- $25 per vehicle (valid for entry for seven consecutive days from the date of purchase)
- $15 per person (only charged if there is only one adult (16 years or older) in the vehicle)
- $20 per motorcycle
- $45 for the White Sands Annual Pass
- $80 for the American the Beautiful Annual Park Pass (your ticket to more than 2,000 federal recreation sites across the country)
- FREE with the 4th Grader Pass
UPDATE 2021 – Special programs are currently not an option during the pandemic – Program fees are charged for interpretive programs including the Lake Lucero Tours, Full Moon Hikes, and Sunrise programs.
Payment methods include: checks, cash, and credit cards, including MasterCard, Visa, Discover, American Express, Diner’s Club, and JCB.
White Sands Regulations
- Dogs must remain on a leash at all times.
- Speed limits are strictly enforced.
- Do not collect sand or any other object(s).
- Do not drive off road.
- Operating drones and metal detectors is prohibited.
- Fireworks are not allowed.
- No alcohol possession or consumption on the premises from February 1st through May 31st.
Before You Go To White Sands National Park
Be aware that there is no WiFi at White Sands National Park. Cell service is extremely limited around the park entrance and inside the dunes area, data availability is minimal. Discuss in advance how to reach members of your travel party who might get separated.
Animals in White Sands, New Mexico
I thought we’d see more animals than we did, but some of the animals you might see include:
- Lizards (like the Bleached Earless Lizard)
- Birds (like Barn Swallows, Burrowing Owls, Cactus Wren and so many more!)
- Apache Pocket Mice
- Kangaroo Rats (SO CUTE!!)
Things to Do at White Sands National Park
- “Be a Junior Ranger” – The Junior Dunes Ranger Program is a FREE program for kids of ALL ages who visit the park. Grab a booklet at the visitor center and learn more about White Sands National Monument and the National Park Service while still having fun. There are four different age/developmental activity-levels: preschool (ages five and under), ages 6 – 8, ages 9 – 13, and age 14+. Riley, the Junior Ranger mascot, leads you through activities including word puzzles, desert safety activities, visitor center scavenger hunts, a wildlife checklist, nature manners, and more.
- Backcountry Camping – UPDATE 2021: This is currently not an option during the pandemic. For a nominal fee you can camp in the gypsum dunes of White Sands National Monument. There are a handful of primitive camping sites available only by reservation. Stop at the visitor center to get your permit before the cut-off time.
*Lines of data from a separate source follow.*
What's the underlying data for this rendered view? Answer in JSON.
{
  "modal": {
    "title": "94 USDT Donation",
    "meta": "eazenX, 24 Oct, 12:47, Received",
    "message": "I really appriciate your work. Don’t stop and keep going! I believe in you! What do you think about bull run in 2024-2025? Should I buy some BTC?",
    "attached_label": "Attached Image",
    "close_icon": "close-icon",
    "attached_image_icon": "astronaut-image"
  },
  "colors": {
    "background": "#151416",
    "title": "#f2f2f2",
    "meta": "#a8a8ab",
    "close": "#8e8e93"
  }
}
You’ll backpack to the assigned site and sleep among the nocturnal animals that live in this unique ecosystem. This is the only camping allowed, as there are no campsites that for cars or RVs.
- Sledding – This activity is quite common at the park. We took cardboard boxes to use as sleds so we could recycle them once we’d finished. I don’t recommend this option. Bring your own sled or purchase one at the gift shop. Pick a dune with a gently sloping face and a level run-off at the end so that you can safely stop. Be aware of where the dune slope meets the desert floor! Dune sand is soft but the area at the base of the dune can be very hard which can result in unintentional injuries.
Unlike other desert sands, the sand at White Sands National Monument is cool to the touch due to the high rate of evaporation of surface moisture. Additionally, the sand reflects the sun’s rays instead of absorbing them.
It’s absolutely amazing and you don’t want to miss the chance to visit!
Sara Phillips writes about her family of four and shares simple recipes, easy-to-make crafts and travel on her blog, SensiblySara.com. Most days you’ll find her volunteering at a local elementary school, feverishly working on her blog or driving through Chick-Fil-A for a tea. In her (very little) spare time, she enjoys photography and Camp Gladiator. Sara lives in San Antonio, TX with her three cats.
*Small edits and updates made after submitted by author.